Then we tested out the projects. It was build-it day at the FPL. Klark worked with the Legos, Olivia built the domino knock-over-arrangements with the Jenga blocks, but the really popular concept was drawing floor plans for our own dream houses. I copied floor plans so we could look at the symbols for things like doors and toilets.

We ate some snacks. We waited for others to come. Mr. John did. Finally 3 o’clock rolled around, but no other kids came, so we did the read-aloud and then did the projects for real.

Our floor plans were superior! Klark’s had an upstairs with an arcade, and a downstairs with a dragon.

Olivia and I concentrated on things like porches with porch swings and tile floors (I had a dandy studio out back).

Their dad came home with his hand in a bandage. We ate the spring cake, then Klark found a book of really–i mean really–terrible Christmas jokes which he read to us until our eyes rolled up. Then Mr. John began making up Christmas jokes of his own. They were much better than the ones in the book.

By the end it was getting dusky, Our neighbor, Phillip, helped us out by taking half of the leftover cake. We folded the chairs and tables and carried everything inside.

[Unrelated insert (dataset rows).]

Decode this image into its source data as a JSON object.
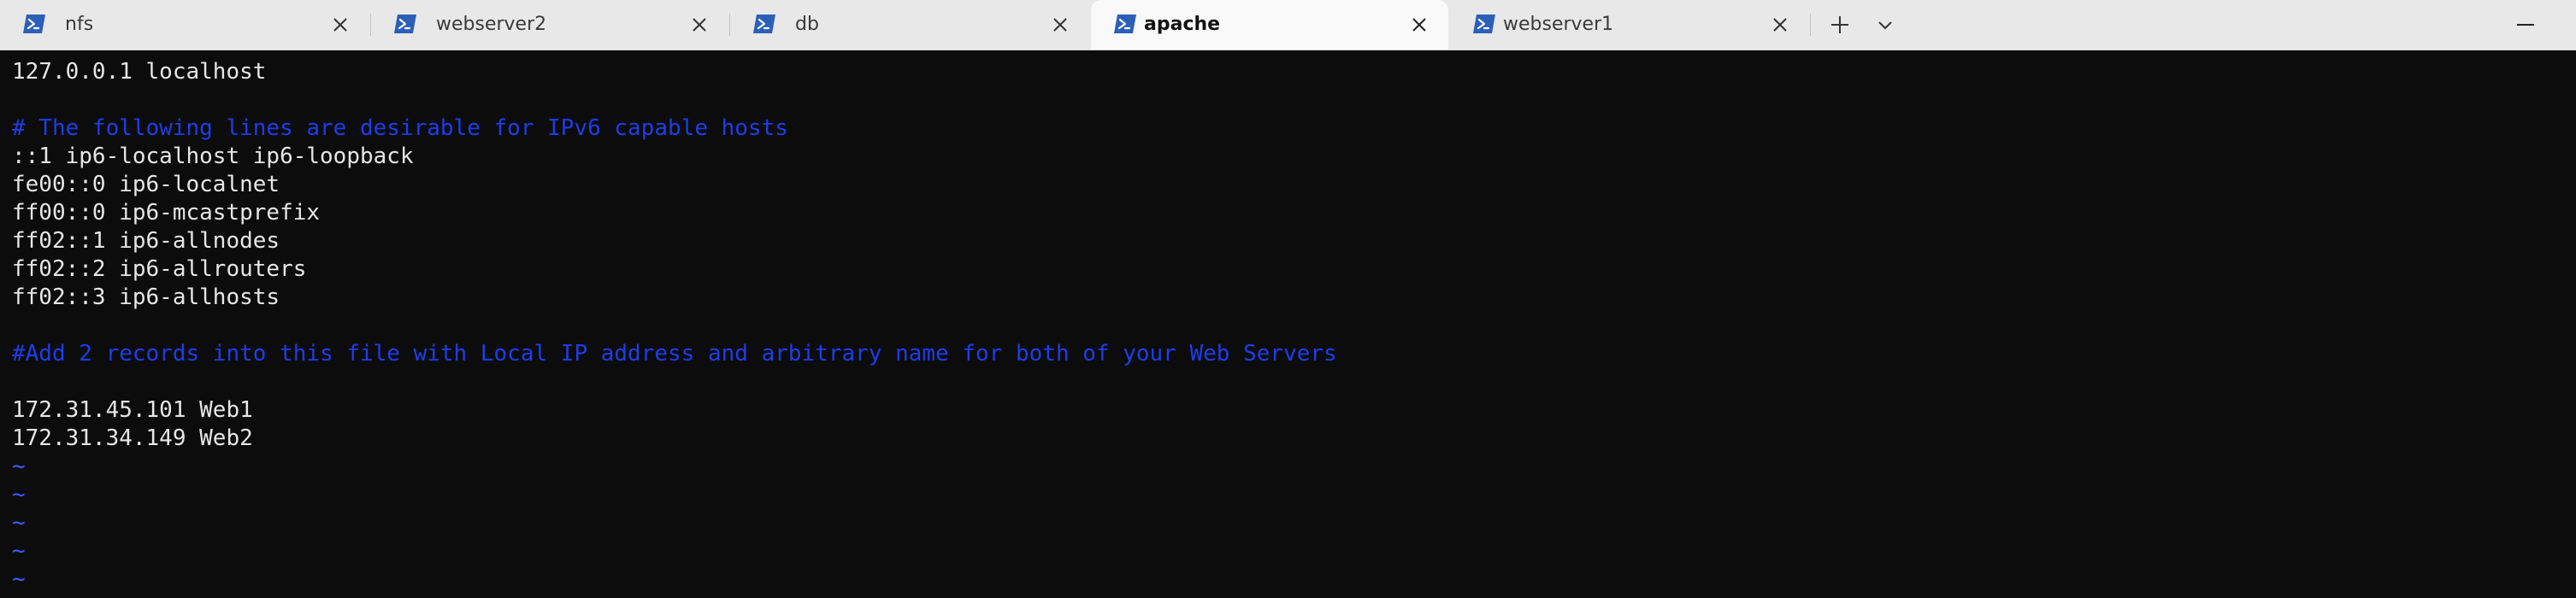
{
  "tabs": [
    {
      "label": "nfs",
      "active": false
    },
    {
      "label": "webserver2",
      "active": false
    },
    {
      "label": "db",
      "active": false
    },
    {
      "label": "apache",
      "active": true
    },
    {
      "label": "webserver1",
      "active": false
    }
  ],
  "tab_icon": "powershell-icon",
  "toolbar": {
    "new_tab_icon": "plus-icon",
    "dropdown_icon": "chevron-down-icon",
    "minimize_icon": "minimize-icon"
  },
  "terminal": {
    "lines": [
      {
        "text": "127.0.0.1 localhost",
        "kind": "text"
      },
      {
        "text": "",
        "kind": "text"
      },
      {
        "text": "# The following lines are desirable for IPv6 capable hosts",
        "kind": "comment"
      },
      {
        "text": "::1 ip6-localhost ip6-loopback",
        "kind": "text"
      },
      {
        "text": "fe00::0 ip6-localnet",
        "kind": "text"
      },
      {
        "text": "ff00::0 ip6-mcastprefix",
        "kind": "text"
      },
      {
        "text": "ff02::1 ip6-allnodes",
        "kind": "text"
      },
      {
        "text": "ff02::2 ip6-allrouters",
        "kind": "text"
      },
      {
        "text": "ff02::3 ip6-allhosts",
        "kind": "text"
      },
      {
        "text": "",
        "kind": "text"
      },
      {
        "text": "#Add 2 records into this file with Local IP address and arbitrary name for both of your Web Servers",
        "kind": "comment"
      },
      {
        "text": "",
        "kind": "text"
      },
      {
        "text": "172.31.45.101 Web1",
        "kind": "text"
      },
      {
        "text": "172.31.34.149 Web2",
        "kind": "text"
      },
      {
        "text": "~",
        "kind": "tilde"
      },
      {
        "text": "~",
        "kind": "tilde"
      },
      {
        "text": "~",
        "kind": "tilde"
      },
      {
        "text": "~",
        "kind": "tilde"
      },
      {
        "text": "~",
        "kind": "tilde"
      }
    ]
  },
  "colors": {
    "terminal_bg": "#0c0c0c",
    "text": "#e6e6e6",
    "comment": "#1e3de8",
    "tilde": "#3c5cff",
    "tab_icon": "#2b5fb8"
  }
}
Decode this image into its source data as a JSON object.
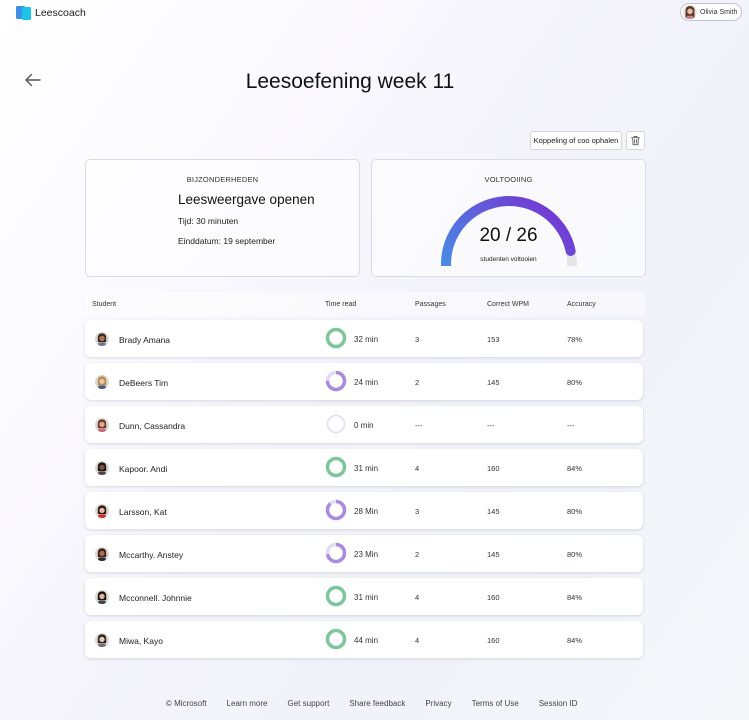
{
  "app": {
    "name": "Leescoach"
  },
  "user": {
    "name": "Olivia Smith"
  },
  "page": {
    "title": "Leesoefening week 11"
  },
  "actions": {
    "link_button": "Koppeling of coo ophalen"
  },
  "details": {
    "heading": "BIJZONDERHEDEN",
    "title": "Leesweergave openen",
    "time": "Tijd: 30 minuten",
    "due_date": "Einddatum: 19 september"
  },
  "completion": {
    "heading": "VOLTOOIING",
    "completed": 20,
    "total": 26,
    "value_text": "20 / 26",
    "caption": "studenten voltooien"
  },
  "table": {
    "headers": [
      "Student",
      "Time read",
      "Passages",
      "Correct WPM",
      "Accuracy"
    ],
    "rows": [
      {
        "student": "Brady Amana",
        "time": "32 min",
        "progress": 1.0,
        "passages": "3",
        "wpm": "153",
        "accuracy": "78%",
        "skin": "#b07a5a",
        "hair": "#3a2a22",
        "shirt": "#6a7a8a"
      },
      {
        "student": "DeBeers Tim",
        "time": "24 min",
        "progress": 0.75,
        "passages": "2",
        "wpm": "145",
        "accuracy": "80%",
        "skin": "#e8c4a4",
        "hair": "#b88848",
        "shirt": "#3d5a80"
      },
      {
        "student": "Dunn, Cassandra",
        "time": "0 min",
        "progress": 0.0,
        "passages": "---",
        "wpm": "---",
        "accuracy": "---",
        "skin": "#d8a890",
        "hair": "#6a3a2a",
        "shirt": "#c46a7a"
      },
      {
        "student": "Kapoor. Andi",
        "time": "31 min",
        "progress": 1.0,
        "passages": "4",
        "wpm": "160",
        "accuracy": "84%",
        "skin": "#7a5040",
        "hair": "#1e1410",
        "shirt": "#4a4a4a"
      },
      {
        "student": "Larsson, Kat",
        "time": "28 Min",
        "progress": 0.88,
        "passages": "3",
        "wpm": "145",
        "accuracy": "80%",
        "skin": "#e8b8a0",
        "hair": "#2a1a1a",
        "shirt": "#c83030"
      },
      {
        "student": "Mccarthy. Anstey",
        "time": "23 Min",
        "progress": 0.72,
        "passages": "2",
        "wpm": "145",
        "accuracy": "80%",
        "skin": "#a86a50",
        "hair": "#3a2218",
        "shirt": "#2a2a2a"
      },
      {
        "student": "Mcconnell. Johnnie",
        "time": "31 min",
        "progress": 1.0,
        "passages": "4",
        "wpm": "160",
        "accuracy": "84%",
        "skin": "#e0b8a0",
        "hair": "#1a1410",
        "shirt": "#444444"
      },
      {
        "student": "Miwa, Kayo",
        "time": "44 min",
        "progress": 1.0,
        "passages": "4",
        "wpm": "160",
        "accuracy": "84%",
        "skin": "#e8c8b0",
        "hair": "#2a2220",
        "shirt": "#707070"
      }
    ]
  },
  "footer": {
    "links": [
      "© Microsoft",
      "Learn more",
      "Get support",
      "Share feedback",
      "Privacy",
      "Terms of Use",
      "Session ID"
    ]
  },
  "colors": {
    "ring_full": "#7cc69a",
    "ring_partial": "#a98ae0",
    "ring_empty": "#e2dbf4",
    "gauge_start": "#3aa6ea",
    "gauge_end": "#7a2ccf",
    "gauge_track": "#e6e6e6",
    "logo_back": "#3d8fe8",
    "logo_front": "#1dc3e8"
  }
}
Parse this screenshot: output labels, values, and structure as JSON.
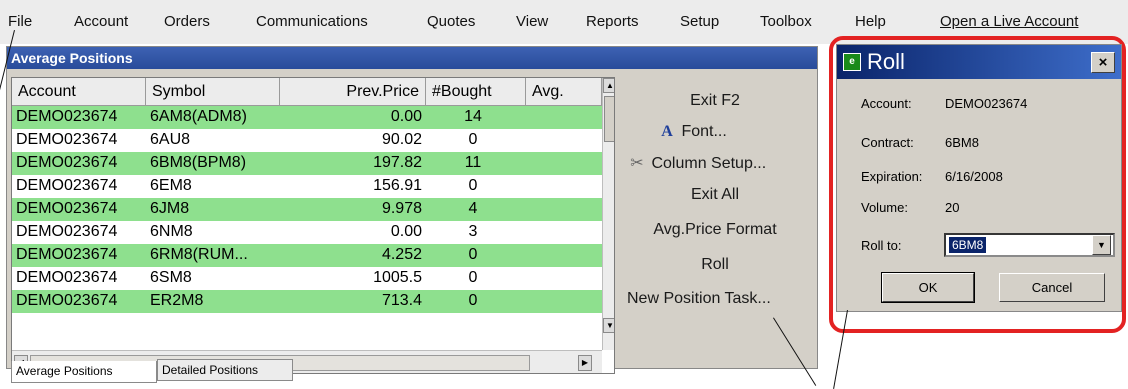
{
  "menu": [
    "File",
    "Account",
    "Orders",
    "Communications",
    "Quotes",
    "View",
    "Reports",
    "Setup",
    "Toolbox",
    "Help",
    "Open a Live Account"
  ],
  "avg_window": {
    "title": "Average Positions",
    "columns": [
      "Account",
      "Symbol",
      "Prev.Price",
      "#Bought",
      "Avg."
    ],
    "rows": [
      {
        "account": "DEMO023674",
        "symbol": "6AM8(ADM8)",
        "prev": "0.00",
        "bought": "14",
        "highlight": true
      },
      {
        "account": "DEMO023674",
        "symbol": "6AU8",
        "prev": "90.02",
        "bought": "0",
        "highlight": false
      },
      {
        "account": "DEMO023674",
        "symbol": "6BM8(BPM8)",
        "prev": "197.82",
        "bought": "11",
        "highlight": true
      },
      {
        "account": "DEMO023674",
        "symbol": "6EM8",
        "prev": "156.91",
        "bought": "0",
        "highlight": false
      },
      {
        "account": "DEMO023674",
        "symbol": "6JM8",
        "prev": "9.978",
        "bought": "4",
        "highlight": true
      },
      {
        "account": "DEMO023674",
        "symbol": "6NM8",
        "prev": "0.00",
        "bought": "3",
        "highlight": false
      },
      {
        "account": "DEMO023674",
        "symbol": "6RM8(RUM...",
        "prev": "4.252",
        "bought": "0",
        "highlight": true
      },
      {
        "account": "DEMO023674",
        "symbol": "6SM8",
        "prev": "1005.5",
        "bought": "0",
        "highlight": false
      },
      {
        "account": "DEMO023674",
        "symbol": "ER2M8",
        "prev": "713.4",
        "bought": "0",
        "highlight": true
      }
    ],
    "actions": {
      "exit_f2": "Exit F2",
      "font": "Font...",
      "font_icon": "A",
      "column_setup": "Column Setup...",
      "exit_all": "Exit All",
      "avg_price_format": "Avg.Price Format",
      "roll": "Roll",
      "new_position_task": "New Position Task..."
    },
    "tabs": [
      "Average Positions",
      "Detailed Positions"
    ]
  },
  "roll_dialog": {
    "title": "Roll",
    "close": "×",
    "fields": {
      "account_label": "Account:",
      "account_value": "DEMO023674",
      "contract_label": "Contract:",
      "contract_value": "6BM8",
      "expiration_label": "Expiration:",
      "expiration_value": "6/16/2008",
      "volume_label": "Volume:",
      "volume_value": "20",
      "roll_to_label": "Roll to:",
      "roll_to_value": "6BM8"
    },
    "ok": "OK",
    "cancel": "Cancel"
  },
  "colors": {
    "row_highlight": "#8ee08e",
    "title_bar": "#294c9a",
    "dialog_title": "#0a246a",
    "callout_outline": "#e32222"
  }
}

Another great day at the library!

this week at the FPL


Today we of the Front Porch Library quit it with the Body Shop projects (no human digestion simulations, no more reflex tests by amateurs with rubber hammers) and moved on to music.

I had never thought about it, but musical notation is a form of reading too. So, we learned to read in 4/4 time. After looking at the way the notes: quarter, half, whole and sixteenth look, each kid wrote a measure or two, rhythm only, then we lined them up end to end, and counted each out: one, two, three, four, and clapped the rhythm by reading the arrangement of notes in each measure. And the kids got it!

Then we passed out rhythm instruments and played the rhythms with assorted shakers, tambourines and bells. After that Olivia sang a song she wrote and Miss Jennifer sang “Mares Eat Oats” Vivienne sang the same song twice, making the words sad in one version and then declaring that meant it was “minor.”

After that we messed around with beads and did some MadLibs. The main gain there was that we got to hammer home the meaning of noun, verb, exclamation!, adverb, proper name.

It was a small turnout again: Olivia, Klark, Vivienne, two Jennifers, me and Kary, who shot a few photos of our doings. Our population is tidal. Sometimes high, sometimes low. I hope the tide comes in again soon!

Still, a fine day at the library.

this week at the FPL


This is Father’s Day, yes, but it is also the eve of camp for many of our FPL kids. That meant making sure that all was ready. Snacks? Check. Closed shoes? Check. Drop off at 9? Check. I think we are good to go. Vivienne was our first camper, boldly going solo, but our other eight are all joining the Zoo Crew. Those animals are in for a real treat.

During library we sat out at the round table in the driveway and made puzzles. I printed puzzle patterns off the good old internet and glued them to cardboard. Draw on the blank side, cut them out and voila! A home made puzzle!

We told father stories–some very sad. Not all kids get great dads. Mr. John told about his father working as a code-breaker. I talked about my Dad, the original owner of our library house. A couple of the kids had a bad-dad smack-down. It was hard to say which dad was the baddest.

We made some beautiful puzzles and talked and talked–there weren’t as many of us as usual. Most were off celebrating Dad. There were bounteous snacks for all and leftover library birthday cake–quite delicious eaten frozen.

Kweli arrived with the beginning of dreads. Killean wore a shirt that said: In Memory of When I Cared. Dee Dee came to the library for the first time in years–that sure was hug-worthy. Joe sang enthusiastically, although not exactly on key. Klark and Olivia rolled in after their family’s dadfest. Miss Jennifer got stung by a wasp. Isaac passed the sign in sheet then settled into the puzzle-making.

It was a little like a quilting bee, but one that required a lower skill level.

Another fine day at the Front Porch Library.